**What you have to do**
Could each entry below be written out exactly, with every picture dropped?

**Material provided**
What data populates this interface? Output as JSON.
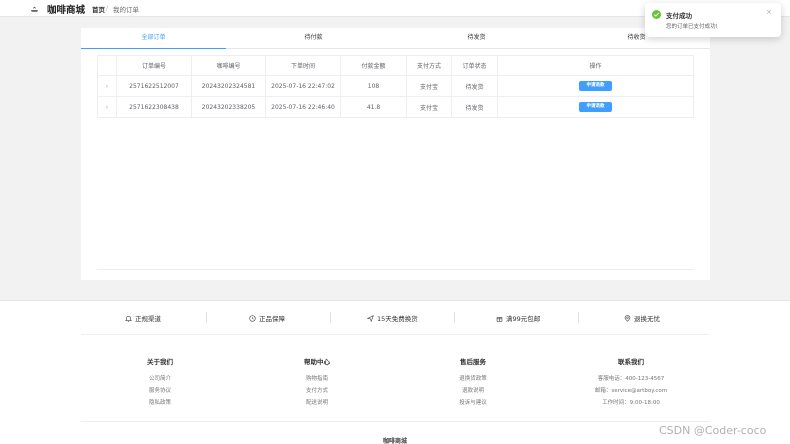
{
  "header": {
    "brand": "咖啡商城",
    "breadcrumb_home": "首页",
    "breadcrumb_sep": "/",
    "breadcrumb_current": "我的订单"
  },
  "tabs": [
    {
      "label": "全部订单",
      "active": true
    },
    {
      "label": "待付款",
      "active": false
    },
    {
      "label": "待发货",
      "active": false
    },
    {
      "label": "待收货",
      "active": false
    }
  ],
  "table": {
    "columns": [
      "订单编号",
      "咖啡编号",
      "下单时间",
      "付款金额",
      "支付方式",
      "订单状态",
      "操作"
    ],
    "rows": [
      {
        "order_no": "2571622512007",
        "coffee_no": "20243202324581",
        "time": "2025-07-16 22:47:02",
        "amount": "108",
        "pay_method": "支付宝",
        "status": "待发货",
        "action": "申请退款"
      },
      {
        "order_no": "2571622308438",
        "coffee_no": "20243202338205",
        "time": "2025-07-16 22:46:40",
        "amount": "41.8",
        "pay_method": "支付宝",
        "status": "待发货",
        "action": "申请退款"
      }
    ]
  },
  "features": [
    {
      "label": "正规渠道",
      "icon": "bell-icon"
    },
    {
      "label": "正品保障",
      "icon": "clock-icon"
    },
    {
      "label": "15天免费换货",
      "icon": "send-icon"
    },
    {
      "label": "满99元包邮",
      "icon": "gift-icon"
    },
    {
      "label": "退换无忧",
      "icon": "location-icon"
    }
  ],
  "footer_columns": [
    {
      "title": "关于我们",
      "links": [
        "公司简介",
        "服务协议",
        "隐私政策"
      ]
    },
    {
      "title": "帮助中心",
      "links": [
        "购物指南",
        "支付方式",
        "配送说明"
      ]
    },
    {
      "title": "售后服务",
      "links": [
        "退换货政策",
        "退款说明",
        "投诉与建议"
      ]
    },
    {
      "title": "联系我们",
      "links": [
        "客服电话：400-123-4567",
        "邮箱：service@artboy.com",
        "工作时间：9:00-18:00"
      ]
    }
  ],
  "footer_bottom": "咖啡商城",
  "watermark": "CSDN @Coder-coco",
  "toast": {
    "title": "支付成功",
    "message": "您的订单已支付成功!",
    "color": "#67c23a"
  },
  "colors": {
    "primary": "#409eff",
    "success": "#67c23a"
  }
}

**Response box**
What data populates this interface? Output as JSON.
{
  "header": {
    "brand": "咖啡商城",
    "breadcrumb_home": "首页",
    "breadcrumb_sep": "/",
    "breadcrumb_current": "我的订单"
  },
  "tabs": [
    {
      "label": "全部订单",
      "active": true
    },
    {
      "label": "待付款",
      "active": false
    },
    {
      "label": "待发货",
      "active": false
    },
    {
      "label": "待收货",
      "active": false
    }
  ],
  "table": {
    "columns": [
      "订单编号",
      "咖啡编号",
      "下单时间",
      "付款金额",
      "支付方式",
      "订单状态",
      "操作"
    ],
    "rows": [
      {
        "order_no": "2571622512007",
        "coffee_no": "20243202324581",
        "time": "2025-07-16 22:47:02",
        "amount": "108",
        "pay_method": "支付宝",
        "status": "待发货",
        "action": "申请退款"
      },
      {
        "order_no": "2571622308438",
        "coffee_no": "20243202338205",
        "time": "2025-07-16 22:46:40",
        "amount": "41.8",
        "pay_method": "支付宝",
        "status": "待发货",
        "action": "申请退款"
      }
    ]
  },
  "features": [
    {
      "label": "正规渠道",
      "icon": "bell-icon"
    },
    {
      "label": "正品保障",
      "icon": "clock-icon"
    },
    {
      "label": "15天免费换货",
      "icon": "send-icon"
    },
    {
      "label": "满99元包邮",
      "icon": "gift-icon"
    },
    {
      "label": "退换无忧",
      "icon": "location-icon"
    }
  ],
  "footer_columns": [
    {
      "title": "关于我们",
      "links": [
        "公司简介",
        "服务协议",
        "隐私政策"
      ]
    },
    {
      "title": "帮助中心",
      "links": [
        "购物指南",
        "支付方式",
        "配送说明"
      ]
    },
    {
      "title": "售后服务",
      "links": [
        "退换货政策",
        "退款说明",
        "投诉与建议"
      ]
    },
    {
      "title": "联系我们",
      "links": [
        "客服电话：400-123-4567",
        "邮箱：service@artboy.com",
        "工作时间：9:00-18:00"
      ]
    }
  ],
  "footer_bottom": "咖啡商城",
  "watermark": "CSDN @Coder-coco",
  "toast": {
    "title": "支付成功",
    "message": "您的订单已支付成功!",
    "color": "#67c23a"
  },
  "colors": {
    "primary": "#409eff",
    "success": "#67c23a"
  }
}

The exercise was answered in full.